J. K. Rowling's big novel about a small town
Once more Rowling’s keen insights and well-explored characters produce a stirring and absorbing read. But first, you are wondering, what the heck is a "casual vacancy?" Glad you asked. A direct quote, printed at the start of Part One:
6.11 A casual vacancy is deemed to have occurred:
(a) when a local councillor fails to make his declaration of
acceptance of office within the proper time; or
(b) when his notice of resignation is received; or
(c) on the day of his death…
(Charles Arnold-Baker, Local Council Administration, Seventh Edition)
And by the by, People, the “councillor” to which Spell-Check objects is the fault of Mr. Arnold-Baker, not me!
|J. K. Rowling|
So now you know, and we’re all on the same page.
Pagford is a small, picturesque town with proper, traditional values. But as we all know, proper, traditional folk are rarely as they seem. So when Councilman Barry Fairbrother (yes, Rowling still has her penchant for descriptive names) dies unexpectedly, his vacant seat triggers an immediate polarization of the community. Rich are at war with the poor. Wildly profane teenagers are at war with their parents. Wives vs. husbands; teachers vs. students, and on and on. It’s clear it will all culminate in tragedy, but it happens horribly and in a most unexpected way. It’s also clear that while kids run rampant through its pages, this is a novel for adults. Just so you know.

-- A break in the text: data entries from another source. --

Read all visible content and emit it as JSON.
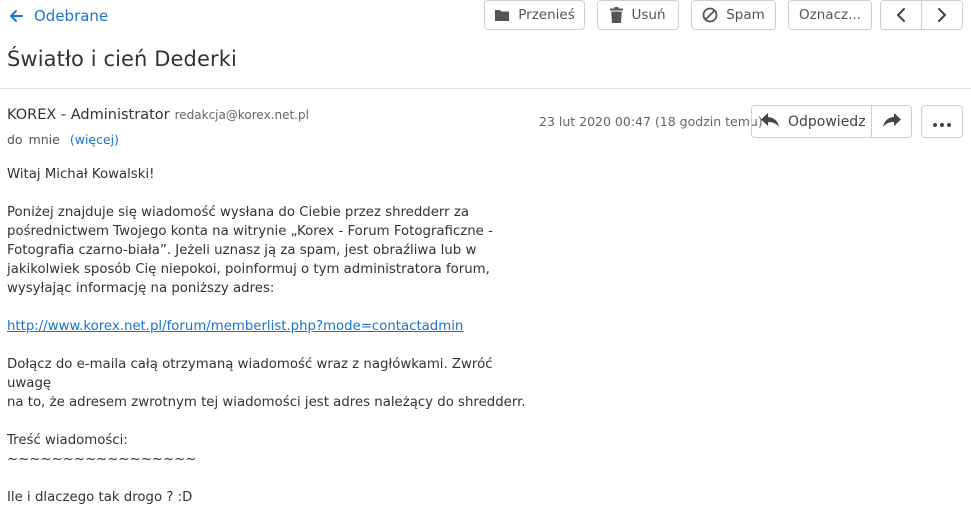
{
  "nav": {
    "back_label": "Odebrane"
  },
  "toolbar": {
    "move_label": "Przenieś",
    "delete_label": "Usuń",
    "spam_label": "Spam",
    "mark_label": "Oznacz..."
  },
  "message": {
    "subject": "Światło i cień Dederki",
    "from_name": "KOREX - Administrator",
    "from_email": "redakcja@korex.net.pl",
    "to_prefix": "do",
    "to_name": "mnie",
    "more_label": "(więcej)",
    "date": "23 lut 2020 00:47 (18 godzin temu)",
    "reply_label": "Odpowiedz",
    "body": {
      "greeting": "Witaj Michał Kowalski!",
      "paragraph1_line1": "Poniżej znajduje się wiadomość wysłana do Ciebie przez shredderr za",
      "paragraph1_line2": "pośrednictwem Twojego konta na witrynie „Korex - Forum Fotograficzne -",
      "paragraph1_line3": "Fotografia czarno-biała”. Jeżeli uznasz ją za spam, jest obraźliwa lub w",
      "paragraph1_line4": "jakikolwiek sposób Cię niepokoi, poinformuj o tym administratora forum,",
      "paragraph1_line5": "wysyłając informację na poniższy adres:",
      "link": "http://www.korex.net.pl/forum/memberlist.php?mode=contactadmin",
      "paragraph2_line1": "Dołącz do e-maila całą otrzymaną wiadomość wraz z nagłówkami. Zwróć uwagę",
      "paragraph2_line2": "na to, że adresem zwrotnym tej wiadomości jest adres należący do shredderr.",
      "content_label": "Treść wiadomości:",
      "separator": "~~~~~~~~~~~~~~~~~",
      "content": "Ile i dlaczego tak drogo ? :D"
    }
  },
  "colors": {
    "accent": "#1a73d1",
    "border": "#cfcfcf",
    "text": "#333333"
  },
  "icons": [
    "arrow-left-icon",
    "folder-icon",
    "trash-icon",
    "ban-icon",
    "chevron-left-icon",
    "chevron-right-icon",
    "reply-icon",
    "forward-icon",
    "dots-icon"
  ]
}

The blurb on the back cover says: “blackly comic, thought-provoking, and constantly surprising.” It is that.